* Work to be completed *
Will you write out all the entries below exactly?
====== Provided entries
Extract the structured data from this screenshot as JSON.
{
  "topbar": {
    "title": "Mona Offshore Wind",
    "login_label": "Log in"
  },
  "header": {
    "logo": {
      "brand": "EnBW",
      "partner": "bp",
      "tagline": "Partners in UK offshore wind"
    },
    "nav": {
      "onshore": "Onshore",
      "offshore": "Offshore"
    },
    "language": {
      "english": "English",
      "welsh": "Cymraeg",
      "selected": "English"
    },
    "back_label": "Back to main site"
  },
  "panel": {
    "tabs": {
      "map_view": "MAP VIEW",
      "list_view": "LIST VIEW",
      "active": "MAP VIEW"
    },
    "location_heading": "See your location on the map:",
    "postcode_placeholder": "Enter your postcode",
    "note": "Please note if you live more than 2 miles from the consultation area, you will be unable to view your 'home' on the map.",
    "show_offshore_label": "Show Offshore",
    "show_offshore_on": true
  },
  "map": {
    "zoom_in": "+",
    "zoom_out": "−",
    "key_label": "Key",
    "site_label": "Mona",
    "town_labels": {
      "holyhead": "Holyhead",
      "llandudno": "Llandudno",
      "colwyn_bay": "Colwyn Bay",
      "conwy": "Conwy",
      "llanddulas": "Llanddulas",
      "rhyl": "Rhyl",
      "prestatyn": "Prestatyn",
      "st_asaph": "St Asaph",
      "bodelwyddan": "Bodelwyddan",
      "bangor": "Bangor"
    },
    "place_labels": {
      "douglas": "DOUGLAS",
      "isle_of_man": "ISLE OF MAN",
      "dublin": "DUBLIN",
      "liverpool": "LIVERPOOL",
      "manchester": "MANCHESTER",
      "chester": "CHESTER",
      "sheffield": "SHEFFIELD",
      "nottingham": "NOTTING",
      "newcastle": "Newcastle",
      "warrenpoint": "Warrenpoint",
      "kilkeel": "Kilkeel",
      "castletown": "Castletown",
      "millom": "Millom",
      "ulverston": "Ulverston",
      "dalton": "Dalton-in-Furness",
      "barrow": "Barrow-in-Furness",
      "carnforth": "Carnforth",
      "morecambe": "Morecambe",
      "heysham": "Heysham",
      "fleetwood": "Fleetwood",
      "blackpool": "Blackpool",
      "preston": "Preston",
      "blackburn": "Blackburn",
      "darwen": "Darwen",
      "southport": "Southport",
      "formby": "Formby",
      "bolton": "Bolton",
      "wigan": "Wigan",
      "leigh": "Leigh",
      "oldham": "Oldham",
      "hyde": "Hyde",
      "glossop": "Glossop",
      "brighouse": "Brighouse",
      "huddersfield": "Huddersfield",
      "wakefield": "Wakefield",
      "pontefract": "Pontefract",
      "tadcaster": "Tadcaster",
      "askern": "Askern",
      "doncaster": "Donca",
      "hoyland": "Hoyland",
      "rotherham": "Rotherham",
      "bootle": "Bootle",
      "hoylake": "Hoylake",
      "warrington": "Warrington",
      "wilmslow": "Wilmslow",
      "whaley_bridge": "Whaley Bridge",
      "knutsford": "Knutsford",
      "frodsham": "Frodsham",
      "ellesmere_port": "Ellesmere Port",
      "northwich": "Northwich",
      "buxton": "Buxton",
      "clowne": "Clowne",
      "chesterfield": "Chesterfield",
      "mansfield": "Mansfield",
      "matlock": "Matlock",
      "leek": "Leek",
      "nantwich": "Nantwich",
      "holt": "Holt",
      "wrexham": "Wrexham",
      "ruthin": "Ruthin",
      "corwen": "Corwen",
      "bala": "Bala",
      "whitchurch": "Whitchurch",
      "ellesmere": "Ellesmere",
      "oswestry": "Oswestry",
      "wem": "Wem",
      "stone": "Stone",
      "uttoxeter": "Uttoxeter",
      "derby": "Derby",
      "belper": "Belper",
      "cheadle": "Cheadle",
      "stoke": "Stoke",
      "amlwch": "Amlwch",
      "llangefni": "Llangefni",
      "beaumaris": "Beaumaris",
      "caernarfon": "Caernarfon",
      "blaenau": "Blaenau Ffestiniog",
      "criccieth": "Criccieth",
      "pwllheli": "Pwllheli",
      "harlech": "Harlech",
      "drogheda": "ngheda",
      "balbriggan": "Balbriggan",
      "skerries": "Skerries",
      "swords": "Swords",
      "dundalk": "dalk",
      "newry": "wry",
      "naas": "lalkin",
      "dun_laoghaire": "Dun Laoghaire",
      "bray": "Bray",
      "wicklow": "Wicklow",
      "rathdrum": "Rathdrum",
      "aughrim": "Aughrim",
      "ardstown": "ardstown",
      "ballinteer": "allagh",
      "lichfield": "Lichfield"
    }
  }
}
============
* Response *
Extract the structured data from this screenshot as JSON.
{
  "topbar": {
    "title": "Mona Offshore Wind",
    "login_label": "Log in"
  },
  "header": {
    "logo": {
      "brand": "EnBW",
      "partner": "bp",
      "tagline": "Partners in UK offshore wind"
    },
    "nav": {
      "onshore": "Onshore",
      "offshore": "Offshore"
    },
    "language": {
      "english": "English",
      "welsh": "Cymraeg",
      "selected": "English"
    },
    "back_label": "Back to main site"
  },
  "panel": {
    "tabs": {
      "map_view": "MAP VIEW",
      "list_view": "LIST VIEW",
      "active": "MAP VIEW"
    },
    "location_heading": "See your location on the map:",
    "postcode_placeholder": "Enter your postcode",
    "note": "Please note if you live more than 2 miles from the consultation area, you will be unable to view your 'home' on the map.",
    "show_offshore_label": "Show Offshore",
    "show_offshore_on": true
  },
  "map": {
    "zoom_in": "+",
    "zoom_out": "−",
    "key_label": "Key",
    "site_label": "Mona",
    "town_labels": {
      "holyhead": "Holyhead",
      "llandudno": "Llandudno",
      "colwyn_bay": "Colwyn Bay",
      "conwy": "Conwy",
      "llanddulas": "Llanddulas",
      "rhyl": "Rhyl",
      "prestatyn": "Prestatyn",
      "st_asaph": "St Asaph",
      "bodelwyddan": "Bodelwyddan",
      "bangor": "Bangor"
    },
    "place_labels": {
      "douglas": "DOUGLAS",
      "isle_of_man": "ISLE OF MAN",
      "dublin": "DUBLIN",
      "liverpool": "LIVERPOOL",
      "manchester": "MANCHESTER",
      "chester": "CHESTER",
      "sheffield": "SHEFFIELD",
      "nottingham": "NOTTING",
      "newcastle": "Newcastle",
      "warrenpoint": "Warrenpoint",
      "kilkeel": "Kilkeel",
      "castletown": "Castletown",
      "millom": "Millom",
      "ulverston": "Ulverston",
      "dalton": "Dalton-in-Furness",
      "barrow": "Barrow-in-Furness",
      "carnforth": "Carnforth",
      "morecambe": "Morecambe",
      "heysham": "Heysham",
      "fleetwood": "Fleetwood",
      "blackpool": "Blackpool",
      "preston": "Preston",
      "blackburn": "Blackburn",
      "darwen": "Darwen",
      "southport": "Southport",
      "formby": "Formby",
      "bolton": "Bolton",
      "wigan": "Wigan",
      "leigh": "Leigh",
      "oldham": "Oldham",
      "hyde": "Hyde",
      "glossop": "Glossop",
      "brighouse": "Brighouse",
      "huddersfield": "Huddersfield",
      "wakefield": "Wakefield",
      "pontefract": "Pontefract",
      "tadcaster": "Tadcaster",
      "askern": "Askern",
      "doncaster": "Donca",
      "hoyland": "Hoyland",
      "rotherham": "Rotherham",
      "bootle": "Bootle",
      "hoylake": "Hoylake",
      "warrington": "Warrington",
      "wilmslow": "Wilmslow",
      "whaley_bridge": "Whaley Bridge",
      "knutsford": "Knutsford",
      "frodsham": "Frodsham",
      "ellesmere_port": "Ellesmere Port",
      "northwich": "Northwich",
      "buxton": "Buxton",
      "clowne": "Clowne",
      "chesterfield": "Chesterfield",
      "mansfield": "Mansfield",
      "matlock": "Matlock",
      "leek": "Leek",
      "nantwich": "Nantwich",
      "holt": "Holt",
      "wrexham": "Wrexham",
      "ruthin": "Ruthin",
      "corwen": "Corwen",
      "bala": "Bala",
      "whitchurch": "Whitchurch",
      "ellesmere": "Ellesmere",
      "oswestry": "Oswestry",
      "wem": "Wem",
      "stone": "Stone",
      "uttoxeter": "Uttoxeter",
      "derby": "Derby",
      "belper": "Belper",
      "cheadle": "Cheadle",
      "stoke": "Stoke",
      "amlwch": "Amlwch",
      "llangefni": "Llangefni",
      "beaumaris": "Beaumaris",
      "caernarfon": "Caernarfon",
      "blaenau": "Blaenau Ffestiniog",
      "criccieth": "Criccieth",
      "pwllheli": "Pwllheli",
      "harlech": "Harlech",
      "drogheda": "ngheda",
      "balbriggan": "Balbriggan",
      "skerries": "Skerries",
      "swords": "Swords",
      "dundalk": "dalk",
      "newry": "wry",
      "naas": "lalkin",
      "dun_laoghaire": "Dun Laoghaire",
      "bray": "Bray",
      "wicklow": "Wicklow",
      "rathdrum": "Rathdrum",
      "aughrim": "Aughrim",
      "ardstown": "ardstown",
      "ballinteer": "allagh",
      "lichfield": "Lichfield"
    }
  }
}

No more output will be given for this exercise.